Pace of Press Reform 'May be Break-neck', Predicts McLellan

The pace of press reform may about to take place at break-neck speed, according to the editor of The Scotsman.

Writes John McLellan, in his weekly Editor's Notebook, today: “There is a determination that a new system be in place by spring and presumably that means by Easter, the beginning of April. The first of those big changes may be announced this week and after that the pace of reform may well be break-neck.”

McLellan too writes of the BBC's reporting of Scottish news, in the wake of an article last week in his newspaper by Jeremy Peat, the former Scottish rep on the BBC's governing body. 

Writes McLellan: “.. As more political decision-making is devolved – even under the limited proposals of the Scotland Bill – continuing with the main bulletins from both the BBC in London and ITN makes less sense by the day.”

But he accepts cash is an issue: “It is, as Mr Peat acknowledged, a question of resources and despite the feather bed of the £145.50 licence fee, cash is tight at [BBC Scotland HQ] Pacific Quay. No wonder former head of news and current affairs, Atholl Duncan, left to join the Institute of Chartered Accountants of Scotland.

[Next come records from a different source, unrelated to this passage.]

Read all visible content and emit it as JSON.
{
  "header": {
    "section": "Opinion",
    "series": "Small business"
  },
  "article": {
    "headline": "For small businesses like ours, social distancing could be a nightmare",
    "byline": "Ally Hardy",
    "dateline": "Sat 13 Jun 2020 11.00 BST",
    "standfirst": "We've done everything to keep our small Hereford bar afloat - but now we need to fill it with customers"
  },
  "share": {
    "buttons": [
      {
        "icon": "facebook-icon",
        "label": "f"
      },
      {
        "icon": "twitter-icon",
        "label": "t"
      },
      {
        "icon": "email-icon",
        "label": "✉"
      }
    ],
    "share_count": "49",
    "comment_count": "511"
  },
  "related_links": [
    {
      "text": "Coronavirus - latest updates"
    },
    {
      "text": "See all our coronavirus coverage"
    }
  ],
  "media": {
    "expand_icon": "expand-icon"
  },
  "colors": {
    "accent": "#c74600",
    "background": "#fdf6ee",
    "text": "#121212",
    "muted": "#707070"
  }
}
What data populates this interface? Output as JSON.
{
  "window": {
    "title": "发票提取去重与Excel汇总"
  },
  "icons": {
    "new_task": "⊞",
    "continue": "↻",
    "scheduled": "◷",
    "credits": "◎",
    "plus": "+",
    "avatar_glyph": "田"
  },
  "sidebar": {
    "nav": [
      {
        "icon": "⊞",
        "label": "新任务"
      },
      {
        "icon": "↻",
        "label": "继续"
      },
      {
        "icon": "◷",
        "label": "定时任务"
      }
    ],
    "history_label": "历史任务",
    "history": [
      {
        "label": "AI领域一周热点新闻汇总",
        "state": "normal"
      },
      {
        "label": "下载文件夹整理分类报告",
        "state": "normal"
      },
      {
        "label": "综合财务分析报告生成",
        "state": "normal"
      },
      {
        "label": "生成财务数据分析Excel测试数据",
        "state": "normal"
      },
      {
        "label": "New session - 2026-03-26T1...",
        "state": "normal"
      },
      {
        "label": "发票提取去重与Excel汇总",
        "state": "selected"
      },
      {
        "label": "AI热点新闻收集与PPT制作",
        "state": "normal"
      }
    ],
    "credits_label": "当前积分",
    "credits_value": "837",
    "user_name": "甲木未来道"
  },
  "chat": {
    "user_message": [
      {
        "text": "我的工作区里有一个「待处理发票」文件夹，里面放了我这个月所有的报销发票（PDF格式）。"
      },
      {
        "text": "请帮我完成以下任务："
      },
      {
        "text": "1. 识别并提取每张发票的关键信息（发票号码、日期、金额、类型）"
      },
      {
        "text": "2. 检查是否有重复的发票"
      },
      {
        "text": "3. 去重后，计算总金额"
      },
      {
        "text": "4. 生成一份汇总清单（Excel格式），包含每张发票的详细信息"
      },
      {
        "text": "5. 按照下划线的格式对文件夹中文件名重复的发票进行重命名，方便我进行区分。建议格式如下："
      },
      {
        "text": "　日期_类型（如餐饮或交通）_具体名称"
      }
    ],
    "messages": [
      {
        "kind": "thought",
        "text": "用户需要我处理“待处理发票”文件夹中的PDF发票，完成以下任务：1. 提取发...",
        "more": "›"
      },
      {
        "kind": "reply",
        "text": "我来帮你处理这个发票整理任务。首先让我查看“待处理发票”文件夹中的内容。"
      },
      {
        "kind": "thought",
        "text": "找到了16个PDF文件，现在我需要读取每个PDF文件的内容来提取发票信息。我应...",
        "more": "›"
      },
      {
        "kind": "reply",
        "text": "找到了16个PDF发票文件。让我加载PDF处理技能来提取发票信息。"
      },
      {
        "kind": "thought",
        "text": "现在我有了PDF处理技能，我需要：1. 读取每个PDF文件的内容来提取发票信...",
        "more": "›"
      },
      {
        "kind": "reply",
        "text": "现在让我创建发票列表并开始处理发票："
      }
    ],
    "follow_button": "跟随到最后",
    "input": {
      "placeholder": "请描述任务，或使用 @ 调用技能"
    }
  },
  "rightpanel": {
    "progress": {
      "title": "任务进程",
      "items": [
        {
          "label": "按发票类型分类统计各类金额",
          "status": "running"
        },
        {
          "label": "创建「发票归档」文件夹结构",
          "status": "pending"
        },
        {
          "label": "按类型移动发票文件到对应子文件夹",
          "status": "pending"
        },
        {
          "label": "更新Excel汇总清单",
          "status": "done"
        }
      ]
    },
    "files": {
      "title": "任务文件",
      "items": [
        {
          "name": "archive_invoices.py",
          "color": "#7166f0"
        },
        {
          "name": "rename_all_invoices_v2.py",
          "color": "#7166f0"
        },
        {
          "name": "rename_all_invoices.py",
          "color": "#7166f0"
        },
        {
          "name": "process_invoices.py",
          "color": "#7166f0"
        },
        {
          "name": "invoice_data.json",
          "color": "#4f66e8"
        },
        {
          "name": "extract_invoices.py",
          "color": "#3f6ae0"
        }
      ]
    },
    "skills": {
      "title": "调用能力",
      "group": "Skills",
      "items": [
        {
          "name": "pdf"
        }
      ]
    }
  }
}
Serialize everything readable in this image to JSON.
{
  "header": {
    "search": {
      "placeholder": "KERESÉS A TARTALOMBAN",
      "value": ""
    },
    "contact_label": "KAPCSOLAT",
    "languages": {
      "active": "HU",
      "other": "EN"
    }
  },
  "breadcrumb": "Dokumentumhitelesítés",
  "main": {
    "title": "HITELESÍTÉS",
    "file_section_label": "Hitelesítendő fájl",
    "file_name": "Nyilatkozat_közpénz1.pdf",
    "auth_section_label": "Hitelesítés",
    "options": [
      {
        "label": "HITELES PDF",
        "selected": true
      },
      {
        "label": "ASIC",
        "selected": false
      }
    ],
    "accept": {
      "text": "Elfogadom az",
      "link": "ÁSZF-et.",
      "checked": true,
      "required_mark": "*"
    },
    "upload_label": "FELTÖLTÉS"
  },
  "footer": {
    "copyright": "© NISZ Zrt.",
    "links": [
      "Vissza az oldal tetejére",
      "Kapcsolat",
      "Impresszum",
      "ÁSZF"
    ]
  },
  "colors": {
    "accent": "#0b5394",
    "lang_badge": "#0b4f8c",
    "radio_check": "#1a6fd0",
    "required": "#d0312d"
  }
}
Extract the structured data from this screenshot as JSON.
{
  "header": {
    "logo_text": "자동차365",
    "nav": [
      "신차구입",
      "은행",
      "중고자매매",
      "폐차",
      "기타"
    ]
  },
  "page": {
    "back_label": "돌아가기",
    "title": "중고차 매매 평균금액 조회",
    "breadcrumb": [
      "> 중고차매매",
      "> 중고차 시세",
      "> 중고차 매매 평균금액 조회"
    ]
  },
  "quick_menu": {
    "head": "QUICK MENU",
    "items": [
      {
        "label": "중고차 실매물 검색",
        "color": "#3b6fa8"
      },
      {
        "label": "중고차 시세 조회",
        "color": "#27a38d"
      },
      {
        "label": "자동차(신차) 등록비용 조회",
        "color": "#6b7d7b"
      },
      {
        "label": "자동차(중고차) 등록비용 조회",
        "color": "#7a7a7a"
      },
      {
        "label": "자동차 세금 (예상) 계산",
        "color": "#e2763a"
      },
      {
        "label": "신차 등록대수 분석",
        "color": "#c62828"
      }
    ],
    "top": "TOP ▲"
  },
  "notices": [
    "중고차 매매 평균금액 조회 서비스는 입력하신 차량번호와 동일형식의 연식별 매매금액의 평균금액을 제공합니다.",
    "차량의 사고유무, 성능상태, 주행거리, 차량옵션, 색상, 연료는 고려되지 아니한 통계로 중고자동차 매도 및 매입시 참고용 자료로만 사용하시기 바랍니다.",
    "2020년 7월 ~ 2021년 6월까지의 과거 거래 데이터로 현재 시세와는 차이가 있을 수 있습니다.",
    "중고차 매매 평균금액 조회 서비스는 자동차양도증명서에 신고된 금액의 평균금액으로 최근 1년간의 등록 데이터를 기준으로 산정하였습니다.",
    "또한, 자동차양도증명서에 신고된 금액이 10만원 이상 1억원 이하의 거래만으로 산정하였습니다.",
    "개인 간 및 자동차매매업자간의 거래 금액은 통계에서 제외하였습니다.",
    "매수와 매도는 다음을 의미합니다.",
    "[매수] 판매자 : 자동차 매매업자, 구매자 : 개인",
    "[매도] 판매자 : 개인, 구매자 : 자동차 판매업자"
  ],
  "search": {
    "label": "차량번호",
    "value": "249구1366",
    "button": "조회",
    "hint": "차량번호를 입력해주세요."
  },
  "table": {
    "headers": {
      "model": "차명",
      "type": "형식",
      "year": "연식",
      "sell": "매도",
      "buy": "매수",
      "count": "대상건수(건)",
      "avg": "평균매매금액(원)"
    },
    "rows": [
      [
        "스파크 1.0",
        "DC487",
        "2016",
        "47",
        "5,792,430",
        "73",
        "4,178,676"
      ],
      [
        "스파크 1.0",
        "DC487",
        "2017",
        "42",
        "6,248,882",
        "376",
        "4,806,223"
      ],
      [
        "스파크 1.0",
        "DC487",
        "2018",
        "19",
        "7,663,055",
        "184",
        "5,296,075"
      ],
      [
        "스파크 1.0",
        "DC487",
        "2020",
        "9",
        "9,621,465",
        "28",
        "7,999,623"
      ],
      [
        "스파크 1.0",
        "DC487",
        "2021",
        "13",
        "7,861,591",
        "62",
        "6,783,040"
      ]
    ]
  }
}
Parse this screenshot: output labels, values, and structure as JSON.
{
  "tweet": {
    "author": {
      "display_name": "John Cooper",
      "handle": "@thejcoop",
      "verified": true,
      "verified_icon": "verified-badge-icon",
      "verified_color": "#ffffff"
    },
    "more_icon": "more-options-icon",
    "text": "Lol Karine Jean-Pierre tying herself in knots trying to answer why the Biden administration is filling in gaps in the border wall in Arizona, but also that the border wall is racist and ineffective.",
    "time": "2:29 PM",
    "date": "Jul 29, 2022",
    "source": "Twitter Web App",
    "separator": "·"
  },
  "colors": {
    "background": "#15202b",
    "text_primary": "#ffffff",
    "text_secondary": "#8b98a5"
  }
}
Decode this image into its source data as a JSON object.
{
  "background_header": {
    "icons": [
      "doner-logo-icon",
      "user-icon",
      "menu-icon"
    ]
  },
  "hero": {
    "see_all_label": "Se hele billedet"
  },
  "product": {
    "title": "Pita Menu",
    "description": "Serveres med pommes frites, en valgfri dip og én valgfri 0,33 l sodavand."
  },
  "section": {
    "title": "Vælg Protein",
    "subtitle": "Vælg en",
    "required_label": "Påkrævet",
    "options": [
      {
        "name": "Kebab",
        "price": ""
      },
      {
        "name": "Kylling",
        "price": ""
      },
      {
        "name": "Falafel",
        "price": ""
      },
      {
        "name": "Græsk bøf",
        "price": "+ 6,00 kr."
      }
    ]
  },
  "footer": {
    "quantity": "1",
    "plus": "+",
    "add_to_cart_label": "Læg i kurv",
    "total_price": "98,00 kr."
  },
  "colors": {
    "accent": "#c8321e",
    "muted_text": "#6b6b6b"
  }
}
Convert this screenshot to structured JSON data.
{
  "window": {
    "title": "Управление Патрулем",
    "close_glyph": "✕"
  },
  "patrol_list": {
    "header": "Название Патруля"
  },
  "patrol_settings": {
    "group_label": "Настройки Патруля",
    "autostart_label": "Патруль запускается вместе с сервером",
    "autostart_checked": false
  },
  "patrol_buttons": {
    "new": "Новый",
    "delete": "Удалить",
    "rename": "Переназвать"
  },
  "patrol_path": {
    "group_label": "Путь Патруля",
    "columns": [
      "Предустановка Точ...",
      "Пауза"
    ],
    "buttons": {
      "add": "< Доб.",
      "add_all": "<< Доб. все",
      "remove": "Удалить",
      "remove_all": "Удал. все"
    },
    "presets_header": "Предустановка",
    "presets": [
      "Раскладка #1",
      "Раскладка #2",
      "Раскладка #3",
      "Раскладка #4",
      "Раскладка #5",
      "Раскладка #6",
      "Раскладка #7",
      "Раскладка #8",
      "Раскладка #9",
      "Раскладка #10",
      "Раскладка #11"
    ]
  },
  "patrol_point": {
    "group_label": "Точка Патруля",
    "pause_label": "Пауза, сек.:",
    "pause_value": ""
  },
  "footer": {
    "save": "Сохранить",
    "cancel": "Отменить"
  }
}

“Even with technological advances, a new Scottish news programme for an hour at 6pm and again for over 30 minutes at 10pm can’t be done without increasing costs and something will have to give if Mr Peat’s ambition [for more Scottish news on BBC bulletins] is to be realised.”